Global cybersecurity leader Forcepoint today launched its 2018 Security Predictions Report, with security experts providing guidance on the threats facing organizations in the months to come.
Adding to the constantly shifting environment which security professionals face is a perfect storm of drivers influencing debate around privacy. This mega-trend will cause tectonic shifts in the privacy landscape and influence the ways in which organizations collect and manage data.
Forcepoint believes that the security industry has been focusing on the wrong things. Traditional security perimeters are eroding or becoming obsolete, and so, rather than focus on building bigger walls, the industry needs better visibility. Understanding how, when and why people interact with critical data, no matter where it is located, is crucial.

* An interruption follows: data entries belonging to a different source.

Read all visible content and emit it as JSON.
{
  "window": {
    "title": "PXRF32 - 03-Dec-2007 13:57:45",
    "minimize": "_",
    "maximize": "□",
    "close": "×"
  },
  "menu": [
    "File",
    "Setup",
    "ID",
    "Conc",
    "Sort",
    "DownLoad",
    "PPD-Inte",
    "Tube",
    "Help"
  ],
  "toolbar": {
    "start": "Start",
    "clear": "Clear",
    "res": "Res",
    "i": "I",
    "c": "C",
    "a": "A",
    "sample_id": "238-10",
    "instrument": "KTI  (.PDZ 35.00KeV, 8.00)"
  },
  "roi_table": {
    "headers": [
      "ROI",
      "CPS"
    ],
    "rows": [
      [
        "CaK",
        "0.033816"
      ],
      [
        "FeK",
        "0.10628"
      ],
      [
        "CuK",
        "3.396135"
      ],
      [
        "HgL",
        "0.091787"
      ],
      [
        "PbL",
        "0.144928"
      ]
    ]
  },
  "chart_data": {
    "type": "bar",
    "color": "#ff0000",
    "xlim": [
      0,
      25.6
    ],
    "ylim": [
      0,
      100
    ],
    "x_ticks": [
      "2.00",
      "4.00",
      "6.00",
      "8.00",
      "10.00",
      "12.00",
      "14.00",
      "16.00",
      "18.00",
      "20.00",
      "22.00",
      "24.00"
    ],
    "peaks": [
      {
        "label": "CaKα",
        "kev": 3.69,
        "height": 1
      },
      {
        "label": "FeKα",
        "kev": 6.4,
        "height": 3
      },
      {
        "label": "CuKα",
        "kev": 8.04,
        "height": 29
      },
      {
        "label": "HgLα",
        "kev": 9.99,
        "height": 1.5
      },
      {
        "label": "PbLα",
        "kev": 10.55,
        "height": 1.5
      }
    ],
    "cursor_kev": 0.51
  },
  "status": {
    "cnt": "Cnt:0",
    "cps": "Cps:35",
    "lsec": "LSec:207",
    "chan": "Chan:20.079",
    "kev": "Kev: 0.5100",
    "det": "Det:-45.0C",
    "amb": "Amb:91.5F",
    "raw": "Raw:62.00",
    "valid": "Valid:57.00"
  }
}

Critical data continues to move to the cloud, malware is constantly evolving, and despite growing investments in defensive technologies traditional security controls prove ineffective.
A preview of the predictions made by ForcePoint:
- 2018 will ignite a broad and polarizing privacy debate, not just within governments, but between ordinary people.
- A data aggregator will be breached in 2018 using a known attack method.
- Attackers will target vulnerabilities in systems which implement blockchain technology.
- IoT is not held to ransom but instead becomes a target for mass disruption
“At the heart of our predictions is a requirement to understand the intersection of people with critical data and intellectual property,” said Dr. Richard Ford, Chief Scientist at Forcepoint. “By placing cyber-behavior and intent at the center of security, the industry has a fighting chance of keeping up with the massive rate of change in the threat environment.”
“We know that data leakage and ransomware will continue to be the focus for remediation and prevention, but behavior-centric risks are now behind a multitude of security incidents,” Ford continued. “People’s behavior should not be set in opposition to security: the two are not mutually exclusive. Users have the potential to unintentionally compromise their own systems in one minute and be the source of innovation in the next, but we can only empower users if we truly understand the ways they interact with critical business data.”